To return now to Lysander Spooner. Spooner, born in the New England pietist tradition, began his distinguished ideological career as an all-out abolitionist. Despite differences over interpretation of the US Constitution, Spooner was basically in the anarchistic, "no-government" Garrisonian wing of the abolitionist movement — the wing that sought the abolition of slavery not through the use of the central government (which was in any case dominated by the South), but by a combination of moral fervor and slave rebellion. Far from being fervent supporters of the Union, the Garrisonians held that the Northern states should secede from a pro-slaveholding United States of America.
So far, Spooner and the Garrisonians took the proper libertarian approach toward slavery. But the tragic betrayal came when the Union went to war with the Southern states over the issue of their declared independence. Garrison and his former "no-government" movement forgot their anarchistic principles in their enthusiasm for militarism, mass murder, and centralized statism on behalf of what they correctly figured would be a war against slavery.
Only Lysander Spooner and a very few others stood foursquare against this betrayal; only Spooner realized that it would be compounding crime and error to try to use government to right the wrongs committed by another government. And so, among his pietistic and moralizing antislavery colleagues, only Spooner was able to see with shining clarity, despite all temptations, the stark difference between vice and crime. He saw that it was correct to denounce the crimes of governments, but that it was only compounding those crimes to maximize government power as an attempted remedy. Spooner never followed other pietists in endorsing crime or in trying to outlaw vice.

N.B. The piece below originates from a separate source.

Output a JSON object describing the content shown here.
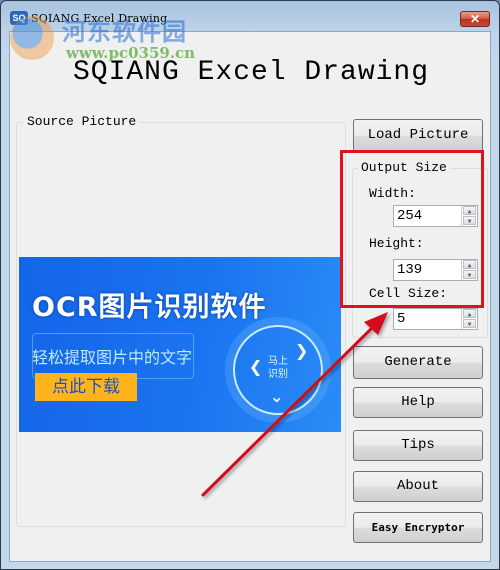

Spooner's anarchism was, like his abolitionism, another valuable part of his pietist legacy. For, here again, his pietistic concern for universal principles — in this case, as in the case of slavery, for the complete triumph of justice and the elimination of injustice — brought him to a consistent and courageous application of libertarian principles where it was not socially convenient (to put it mildly) to have the question raised.
While the liturgicals proved to be far more libertarian that the pietists during the second half of the nineteenth century, a pietistic spirit is always important in libertarianism to emphasize a tireless determination to eradicate crime and injustice. Surely it is no accident that Spooner's greatest and most fervent anarchistic tracts were directed in dialogue against the Democrats Cleveland and Bayard; he did not bother with the openly statist Republicans. A pietistic leaven in the quasi-libertarian liturgical lump?
But it takes firmness in libertarian principle to make sure to confine one's pietistic moral crusade to crime (e.g., slavery, statism), and not have it spill over into what anyone might designate as "vice." Fortunately, we have the immortal Lysander Spooner, in his life and in his works, to guide us along the correct path.
- 1. Paul Kleppner, The Cross of Culture: A Social Analysis of Midwestern Politics, 1850–1900 (New York: Free Press, 1970). Also see Richard Jensen, The Winning of the Midwest: Social and Political Conflicts, 1888–1896 (Chicago: University of Chicago Press, 1971).